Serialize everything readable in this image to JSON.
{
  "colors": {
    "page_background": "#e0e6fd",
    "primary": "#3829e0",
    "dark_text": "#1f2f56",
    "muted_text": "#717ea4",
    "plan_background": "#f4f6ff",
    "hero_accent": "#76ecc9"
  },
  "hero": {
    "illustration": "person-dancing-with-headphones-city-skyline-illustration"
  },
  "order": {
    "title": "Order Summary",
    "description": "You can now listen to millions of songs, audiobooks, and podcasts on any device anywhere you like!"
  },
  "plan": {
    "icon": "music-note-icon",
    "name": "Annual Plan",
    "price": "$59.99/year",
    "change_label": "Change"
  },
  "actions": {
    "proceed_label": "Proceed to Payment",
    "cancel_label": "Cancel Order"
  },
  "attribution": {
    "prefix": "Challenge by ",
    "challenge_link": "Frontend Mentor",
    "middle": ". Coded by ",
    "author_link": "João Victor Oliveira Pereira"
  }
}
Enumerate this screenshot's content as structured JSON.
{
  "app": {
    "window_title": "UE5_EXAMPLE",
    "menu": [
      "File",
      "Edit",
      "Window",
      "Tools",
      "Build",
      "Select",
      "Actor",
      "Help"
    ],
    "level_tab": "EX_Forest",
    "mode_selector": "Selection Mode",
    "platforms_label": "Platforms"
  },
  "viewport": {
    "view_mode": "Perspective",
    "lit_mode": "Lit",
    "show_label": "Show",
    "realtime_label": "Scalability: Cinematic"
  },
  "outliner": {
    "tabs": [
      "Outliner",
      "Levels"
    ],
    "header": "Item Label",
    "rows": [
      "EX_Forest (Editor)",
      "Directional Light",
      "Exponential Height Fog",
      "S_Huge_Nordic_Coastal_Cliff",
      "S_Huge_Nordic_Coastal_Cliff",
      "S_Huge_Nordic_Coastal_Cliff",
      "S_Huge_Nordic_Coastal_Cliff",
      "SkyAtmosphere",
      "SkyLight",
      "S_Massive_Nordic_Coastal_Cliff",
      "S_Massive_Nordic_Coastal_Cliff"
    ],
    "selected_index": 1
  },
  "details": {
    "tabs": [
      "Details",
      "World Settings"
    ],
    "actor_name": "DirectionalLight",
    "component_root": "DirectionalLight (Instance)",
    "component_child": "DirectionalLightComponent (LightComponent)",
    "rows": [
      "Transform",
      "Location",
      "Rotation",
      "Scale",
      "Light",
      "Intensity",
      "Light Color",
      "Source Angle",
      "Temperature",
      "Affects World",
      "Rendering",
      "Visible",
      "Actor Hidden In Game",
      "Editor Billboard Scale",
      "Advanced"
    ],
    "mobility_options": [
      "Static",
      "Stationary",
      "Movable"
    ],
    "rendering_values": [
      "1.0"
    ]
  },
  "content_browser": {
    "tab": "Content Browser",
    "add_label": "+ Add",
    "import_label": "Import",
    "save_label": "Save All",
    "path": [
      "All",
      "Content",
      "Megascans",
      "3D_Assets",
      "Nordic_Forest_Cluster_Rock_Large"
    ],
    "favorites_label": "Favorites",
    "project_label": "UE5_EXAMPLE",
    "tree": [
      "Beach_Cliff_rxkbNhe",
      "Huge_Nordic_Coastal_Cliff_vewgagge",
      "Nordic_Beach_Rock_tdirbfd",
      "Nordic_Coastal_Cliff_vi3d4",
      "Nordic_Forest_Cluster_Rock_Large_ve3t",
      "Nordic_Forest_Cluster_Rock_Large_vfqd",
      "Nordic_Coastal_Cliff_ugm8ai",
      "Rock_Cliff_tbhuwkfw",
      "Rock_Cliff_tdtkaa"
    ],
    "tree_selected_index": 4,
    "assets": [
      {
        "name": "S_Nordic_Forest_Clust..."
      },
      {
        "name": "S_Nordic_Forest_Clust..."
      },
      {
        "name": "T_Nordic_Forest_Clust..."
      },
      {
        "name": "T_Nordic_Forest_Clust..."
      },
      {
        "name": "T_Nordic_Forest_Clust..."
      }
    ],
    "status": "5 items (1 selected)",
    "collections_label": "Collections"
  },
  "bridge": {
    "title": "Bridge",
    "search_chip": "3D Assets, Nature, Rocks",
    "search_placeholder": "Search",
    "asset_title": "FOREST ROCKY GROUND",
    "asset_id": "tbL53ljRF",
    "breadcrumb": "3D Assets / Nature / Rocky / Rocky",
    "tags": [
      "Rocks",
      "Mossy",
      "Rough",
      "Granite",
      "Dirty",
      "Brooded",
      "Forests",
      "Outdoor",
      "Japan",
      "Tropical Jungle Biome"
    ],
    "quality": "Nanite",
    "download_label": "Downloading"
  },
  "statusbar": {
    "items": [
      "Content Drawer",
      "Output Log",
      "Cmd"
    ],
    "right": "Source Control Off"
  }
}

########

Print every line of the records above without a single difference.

**SOLUTION TO THIS PROBLEM:**
Serialize everything readable in this image to JSON.
{
  "colors": {
    "page_background": "#e0e6fd",
    "primary": "#3829e0",
    "dark_text": "#1f2f56",
    "muted_text": "#717ea4",
    "plan_background": "#f4f6ff",
    "hero_accent": "#76ecc9"
  },
  "hero": {
    "illustration": "person-dancing-with-headphones-city-skyline-illustration"
  },
  "order": {
    "title": "Order Summary",
    "description": "You can now listen to millions of songs, audiobooks, and podcasts on any device anywhere you like!"
  },
  "plan": {
    "icon": "music-note-icon",
    "name": "Annual Plan",
    "price": "$59.99/year",
    "change_label": "Change"
  },
  "actions": {
    "proceed_label": "Proceed to Payment",
    "cancel_label": "Cancel Order"
  },
  "attribution": {
    "prefix": "Challenge by ",
    "challenge_link": "Frontend Mentor",
    "middle": ". Coded by ",
    "author_link": "João Victor Oliveira Pereira"
  }
}
Enumerate this screenshot's content as structured JSON.
{
  "app": {
    "window_title": "UE5_EXAMPLE",
    "menu": [
      "File",
      "Edit",
      "Window",
      "Tools",
      "Build",
      "Select",
      "Actor",
      "Help"
    ],
    "level_tab": "EX_Forest",
    "mode_selector": "Selection Mode",
    "platforms_label": "Platforms"
  },
  "viewport": {
    "view_mode": "Perspective",
    "lit_mode": "Lit",
    "show_label": "Show",
    "realtime_label": "Scalability: Cinematic"
  },
  "outliner": {
    "tabs": [
      "Outliner",
      "Levels"
    ],
    "header": "Item Label",
    "rows": [
      "EX_Forest (Editor)",
      "Directional Light",
      "Exponential Height Fog",
      "S_Huge_Nordic_Coastal_Cliff",
      "S_Huge_Nordic_Coastal_Cliff",
      "S_Huge_Nordic_Coastal_Cliff",
      "S_Huge_Nordic_Coastal_Cliff",
      "SkyAtmosphere",
      "SkyLight",
      "S_Massive_Nordic_Coastal_Cliff",
      "S_Massive_Nordic_Coastal_Cliff"
    ],
    "selected_index": 1
  },
  "details": {
    "tabs": [
      "Details",
      "World Settings"
    ],
    "actor_name": "DirectionalLight",
    "component_root": "DirectionalLight (Instance)",
    "component_child": "DirectionalLightComponent (LightComponent)",
    "rows": [
      "Transform",
      "Location",
      "Rotation",
      "Scale",
      "Light",
      "Intensity",
      "Light Color",
      "Source Angle",
      "Temperature",
      "Affects World",
      "Rendering",
      "Visible",
      "Actor Hidden In Game",
      "Editor Billboard Scale",
      "Advanced"
    ],
    "mobility_options": [
      "Static",
      "Stationary",
      "Movable"
    ],
    "rendering_values": [
      "1.0"
    ]
  },
  "content_browser": {
    "tab": "Content Browser",
    "add_label": "+ Add",
    "import_label": "Import",
    "save_label": "Save All",
    "path": [
      "All",
      "Content",
      "Megascans",
      "3D_Assets",
      "Nordic_Forest_Cluster_Rock_Large"
    ],
    "favorites_label": "Favorites",
    "project_label": "UE5_EXAMPLE",
    "tree": [
      "Beach_Cliff_rxkbNhe",
      "Huge_Nordic_Coastal_Cliff_vewgagge",
      "Nordic_Beach_Rock_tdirbfd",
      "Nordic_Coastal_Cliff_vi3d4",
      "Nordic_Forest_Cluster_Rock_Large_ve3t",
      "Nordic_Forest_Cluster_Rock_Large_vfqd",
      "Nordic_Coastal_Cliff_ugm8ai",
      "Rock_Cliff_tbhuwkfw",
      "Rock_Cliff_tdtkaa"
    ],
    "tree_selected_index": 4,
    "assets": [
      {
        "name": "S_Nordic_Forest_Clust..."
      },
      {
        "name": "S_Nordic_Forest_Clust..."
      },
      {
        "name": "T_Nordic_Forest_Clust..."
      },
      {
        "name": "T_Nordic_Forest_Clust..."
      },
      {
        "name": "T_Nordic_Forest_Clust..."
      }
    ],
    "status": "5 items (1 selected)",
    "collections_label": "Collections"
  },
  "bridge": {
    "title": "Bridge",
    "search_chip": "3D Assets, Nature, Rocks",
    "search_placeholder": "Search",
    "asset_title": "FOREST ROCKY GROUND",
    "asset_id": "tbL53ljRF",
    "breadcrumb": "3D Assets / Nature / Rocky / Rocky",
    "tags": [
      "Rocks",
      "Mossy",
      "Rough",
      "Granite",
      "Dirty",
      "Brooded",
      "Forests",
      "Outdoor",
      "Japan",
      "Tropical Jungle Biome"
    ],
    "quality": "Nanite",
    "download_label": "Downloading"
  },
  "statusbar": {
    "items": [
      "Content Drawer",
      "Output Log",
      "Cmd"
    ],
    "right": "Source Control Off"
  }
}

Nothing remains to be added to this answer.